Alicia Boateng designs distinctive and memorable drinkware for coffee, tea and other beverages. The glam cups feature inspiring BIPOC women accentuated with gems and beads. You may have spotted the designer’s handiwork on the Today Show, MSN, Food Network, Reader’s Digest or Forbes. Alicia’s determination to empower women to feel confident, powerful and beautiful while enjoying their favorite beverages fuels her brand. We caught up with the creative entrepreneur to learn more about how she got started.
Artisan Joy: What prompted you to begin designing cups?
Alicia Boateng: It all started with my obsession with coffee. I love my coffee. It’s when I recite my affirmations, enjoy the delicious beverage and self-reflect. One morning, I said to my husband, ‘If I loved my cup as much as I love my coffee, it would take my experience to a whole new level.’ That is when the planning and the designing began for the Afro Glam Collection.
AJ: When did you realize that you could turn your work into a business?
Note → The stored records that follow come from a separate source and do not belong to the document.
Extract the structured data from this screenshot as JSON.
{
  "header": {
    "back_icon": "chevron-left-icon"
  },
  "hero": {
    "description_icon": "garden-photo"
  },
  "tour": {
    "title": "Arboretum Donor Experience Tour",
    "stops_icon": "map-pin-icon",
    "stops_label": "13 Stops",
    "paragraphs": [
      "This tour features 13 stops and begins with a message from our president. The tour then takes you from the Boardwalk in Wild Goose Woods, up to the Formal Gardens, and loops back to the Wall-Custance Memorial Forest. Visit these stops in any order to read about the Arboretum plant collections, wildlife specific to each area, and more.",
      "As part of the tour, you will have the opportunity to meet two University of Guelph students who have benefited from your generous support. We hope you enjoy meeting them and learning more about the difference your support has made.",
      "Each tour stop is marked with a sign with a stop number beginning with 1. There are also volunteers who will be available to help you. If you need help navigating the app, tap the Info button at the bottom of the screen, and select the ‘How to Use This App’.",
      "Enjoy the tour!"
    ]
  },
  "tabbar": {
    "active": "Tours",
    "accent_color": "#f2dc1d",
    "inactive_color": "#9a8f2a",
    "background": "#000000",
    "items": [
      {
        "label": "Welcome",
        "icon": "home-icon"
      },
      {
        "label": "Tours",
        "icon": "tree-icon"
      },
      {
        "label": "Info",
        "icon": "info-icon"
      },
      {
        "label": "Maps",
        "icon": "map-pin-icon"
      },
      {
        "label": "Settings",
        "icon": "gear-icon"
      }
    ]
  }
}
AB: In 2019, we had a pop-up shop in our local mall. We were primarily selling holiday decor and trinkets. I had posted some of the cups on social media and within 2 weeks of hosting the shop, women were standing in line waiting to purchase my cups. The outpour of love and demand was there, and that is when I realized I had created something memorable, unique and personalized.
AJ: Where do you find inspiration for your creations?
AB: Reading about history—most of my cups are named after pioneer women that have faced adversity and paved the path for us. For example, Osceola is named after a founding member of Delta Sigma Theta Sorority. The Black Excellence Collection includes cups inspired by Madam CJ Walker and Dr. Maya Angelou. These women left being a legacy that should be remembered for many years to come.
AJ: What’s something our audience would be surprised to learn about you?
AB: I do not like tacos. That’s always a joke in our house because everyone here loves tacos and although I cook them for my family, I do not eat them. Also, I do not eat with my hands. I carry a plastic fork and knife with me in my purse!
AJ: As creatives, we can be continuously creating and refining our art. How do you handle perfectionism?
AB: I am very hard on myself, and handling perfectionism is definitely a challenge. I give it my all and remind myself that I am creating a piece of art. Whether it’s perfect or not, it’s a memorable and distinctive piece that can never be duplicated.
AJ: When it comes to running a creative business, what keeps you going through the ups and downs?
AB: Having the support from my family. We celebrate the wins and reflect on the fails.
AJ: What advice would you give to someone who is interested in putting their work out into the world but feels vulnerable about it?
AB: Go for it. I understand it is easier said than done, and if you don’t go for it, you will never know. When having conversations with women that are on the fence about starting their own business—the question that always comes up is, ‘what if it doesn’t work.’ OK—what if it does work? Then what? You should never ever quit after only one try. Walt Disney was turned down by 300 financiers. Imagine if he would have quit then? That is the motivation we all need to keep going and make our goals achievable.
AJ: Has someone ever criticized your artwork? How did you handle it?
AB: Yes. I make pieces that portray beautiful African American women. I am not African American, so this, at first, was a challenge. I worked on conveying the right message behind the cups. We are all beautiful, we are all worthy and I feel that my cups will help you build confidence and power no matter what color your skin is. Women have to stand strong together and uplift each other up.
AJ: What causes are you passionate about?
Yes. I am passionate about empowering young women and building their confidence. I am partnered up with Girl Pride Africa, an organization that teaches young, teenage African mothers financial independence and life skills such as cooking, sewing, and reading. You can learn more here.
AJ: And, of course, we have to ask: what brings you joy?
AB: My family and my coffee bring me joy. My family because we have shown our kids what it is like to be entrepreneurs. We have shown them the good, the bad and the ugly of being your own boss and sustaining multiple businesses. My coffee because it allows me at least 10 minutes to myself when I can enjoy my favorite beverage and recite my daily affirmations in preparation of the challenges that are to come that day.
Editor’s Note: This interview was edited slightly for length and clarity. The article title was updated on 8/10/22.